The rendering process produces a native Typst file (.typ) which is then compiled to PDF using the Typst CLI. This intermediate file is then automatically removed. If you want to preserve the .typ file, use the keep-typ option. For example:

---
title: "My Document"
format:
  typst:
    keep-typ: true
---

You can compile a .typ file to PDF directly using the quarto typst compile command in a terminal. For example:

Terminal
$ quarto typst compile article.typ

The quarto typst command uses the version of Typst built in to Quarto and supports all Typst CLI actions and flags.

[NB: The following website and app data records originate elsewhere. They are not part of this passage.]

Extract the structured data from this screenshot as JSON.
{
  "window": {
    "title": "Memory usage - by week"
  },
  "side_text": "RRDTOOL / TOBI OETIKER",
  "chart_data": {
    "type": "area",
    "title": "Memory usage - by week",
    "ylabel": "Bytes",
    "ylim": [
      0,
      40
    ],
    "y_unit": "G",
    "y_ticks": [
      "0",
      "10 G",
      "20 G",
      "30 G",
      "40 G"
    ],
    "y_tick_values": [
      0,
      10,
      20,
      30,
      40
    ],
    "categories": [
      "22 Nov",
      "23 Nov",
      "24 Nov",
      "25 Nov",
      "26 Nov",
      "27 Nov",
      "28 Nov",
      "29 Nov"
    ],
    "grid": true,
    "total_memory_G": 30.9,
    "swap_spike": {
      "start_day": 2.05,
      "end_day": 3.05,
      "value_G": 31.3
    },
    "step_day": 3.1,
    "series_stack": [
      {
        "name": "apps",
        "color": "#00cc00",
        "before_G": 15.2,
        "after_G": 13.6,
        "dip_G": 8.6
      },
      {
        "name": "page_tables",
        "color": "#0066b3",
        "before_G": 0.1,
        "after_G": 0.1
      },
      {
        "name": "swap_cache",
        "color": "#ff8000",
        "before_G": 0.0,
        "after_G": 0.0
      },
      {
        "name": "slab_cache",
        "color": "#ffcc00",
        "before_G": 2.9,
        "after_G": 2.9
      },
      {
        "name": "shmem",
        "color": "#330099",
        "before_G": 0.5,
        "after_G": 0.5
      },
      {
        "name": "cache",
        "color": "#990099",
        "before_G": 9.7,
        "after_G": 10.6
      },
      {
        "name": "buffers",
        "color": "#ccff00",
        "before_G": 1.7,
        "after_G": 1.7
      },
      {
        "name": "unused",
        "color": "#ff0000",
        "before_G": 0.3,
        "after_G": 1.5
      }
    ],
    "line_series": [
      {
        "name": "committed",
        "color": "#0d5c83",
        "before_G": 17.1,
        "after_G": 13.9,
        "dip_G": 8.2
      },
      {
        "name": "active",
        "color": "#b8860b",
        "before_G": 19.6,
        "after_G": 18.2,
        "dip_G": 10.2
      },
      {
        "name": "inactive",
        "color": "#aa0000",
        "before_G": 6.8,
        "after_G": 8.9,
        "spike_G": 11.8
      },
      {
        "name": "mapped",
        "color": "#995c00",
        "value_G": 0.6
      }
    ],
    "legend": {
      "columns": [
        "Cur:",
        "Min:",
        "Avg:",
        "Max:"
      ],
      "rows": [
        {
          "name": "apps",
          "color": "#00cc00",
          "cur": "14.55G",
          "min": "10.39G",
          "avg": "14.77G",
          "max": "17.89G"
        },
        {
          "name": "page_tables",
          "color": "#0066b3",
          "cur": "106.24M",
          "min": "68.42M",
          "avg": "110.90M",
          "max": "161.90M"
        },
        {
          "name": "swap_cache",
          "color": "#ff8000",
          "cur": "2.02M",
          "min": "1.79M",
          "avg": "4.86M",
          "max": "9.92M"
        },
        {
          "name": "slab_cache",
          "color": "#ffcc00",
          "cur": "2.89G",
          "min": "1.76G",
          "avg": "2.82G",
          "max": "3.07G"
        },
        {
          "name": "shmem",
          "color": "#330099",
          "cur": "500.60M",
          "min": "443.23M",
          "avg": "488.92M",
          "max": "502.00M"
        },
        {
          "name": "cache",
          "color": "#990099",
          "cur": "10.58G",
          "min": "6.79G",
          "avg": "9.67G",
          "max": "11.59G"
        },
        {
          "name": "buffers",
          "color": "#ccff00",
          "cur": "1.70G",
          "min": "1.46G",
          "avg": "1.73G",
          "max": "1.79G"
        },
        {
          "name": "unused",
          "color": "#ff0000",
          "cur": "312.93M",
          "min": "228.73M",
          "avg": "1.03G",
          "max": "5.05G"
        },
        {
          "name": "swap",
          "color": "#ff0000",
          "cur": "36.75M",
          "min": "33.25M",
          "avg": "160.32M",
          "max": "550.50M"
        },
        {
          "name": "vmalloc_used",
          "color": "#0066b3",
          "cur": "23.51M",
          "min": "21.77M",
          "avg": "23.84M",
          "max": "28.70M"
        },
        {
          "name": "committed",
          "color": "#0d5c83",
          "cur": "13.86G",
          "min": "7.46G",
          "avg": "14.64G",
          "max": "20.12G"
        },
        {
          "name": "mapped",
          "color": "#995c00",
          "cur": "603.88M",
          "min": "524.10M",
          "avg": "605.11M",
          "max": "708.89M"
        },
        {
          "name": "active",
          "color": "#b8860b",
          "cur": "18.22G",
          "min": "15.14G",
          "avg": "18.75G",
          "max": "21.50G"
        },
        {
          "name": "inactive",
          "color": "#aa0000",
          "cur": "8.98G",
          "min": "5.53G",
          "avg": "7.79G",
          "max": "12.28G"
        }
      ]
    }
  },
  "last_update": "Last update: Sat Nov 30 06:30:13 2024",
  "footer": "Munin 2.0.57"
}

For example, to determine the version of Typst embedded in Quarto:

Terminal
$ quarto typst --version

Fonts Support

The main font used for the document can be specified with the mainfont YAML option. Typst will search by default in installed system fonts. You can set additional paths to search using font-paths. For example:

---
title: "My Document"
format: 
  typst:
    mainfont: "Agbalumo"
    font-paths: myfonts
---

This will search for a *.ttf or *.otf file matching the font name in the ./myfonts/ directory, in addition to searching in installed system fonts.

The TYPST_FONT_PATHS environment variable is also taken into account for compatibility with Typst configuration, but setting font-paths will take precedence over any path set in the TYPST_FONT_PATHS environment variable.

Set the base size of the font used in the document with fontsize. The size used in the default template is equivalent to:

---
fontsize: 11pt
---

Includes

If you want to include additional content in your document from another file, you can use the include-in-* options:

Option Description
include-in-header Include contents of file, verbatim, at the end of the header. This can be used, for example, to include special CSS or JavaScript in HTML documents or to inject commands into the LaTeX preamble.
include-before-body Include contents of file, verbatim, at the beginning of the document body (e.g. after the <body> tag in HTML, or the \begin{document} command in LaTeX). This can be used to include navigation bars or banners in HTML documents.
include-after-body Include contents of file, verbatim, at the end of the document body (before the </body> tag in HTML, or the \end{document} command in LaTeX).

You can specify a single file or multiple files for each of these options directly, or use the file: subkey. To include raw content in the YAML header, use the text subkey. When using text:, add the | character after text: to indicate that the value is a multi-line string. If you omit file: or text:, Quarto assumes you are providing a file.

For example:

format:
  typst:
    include-before-body:
      - text: |
          #show heading: set text(navy)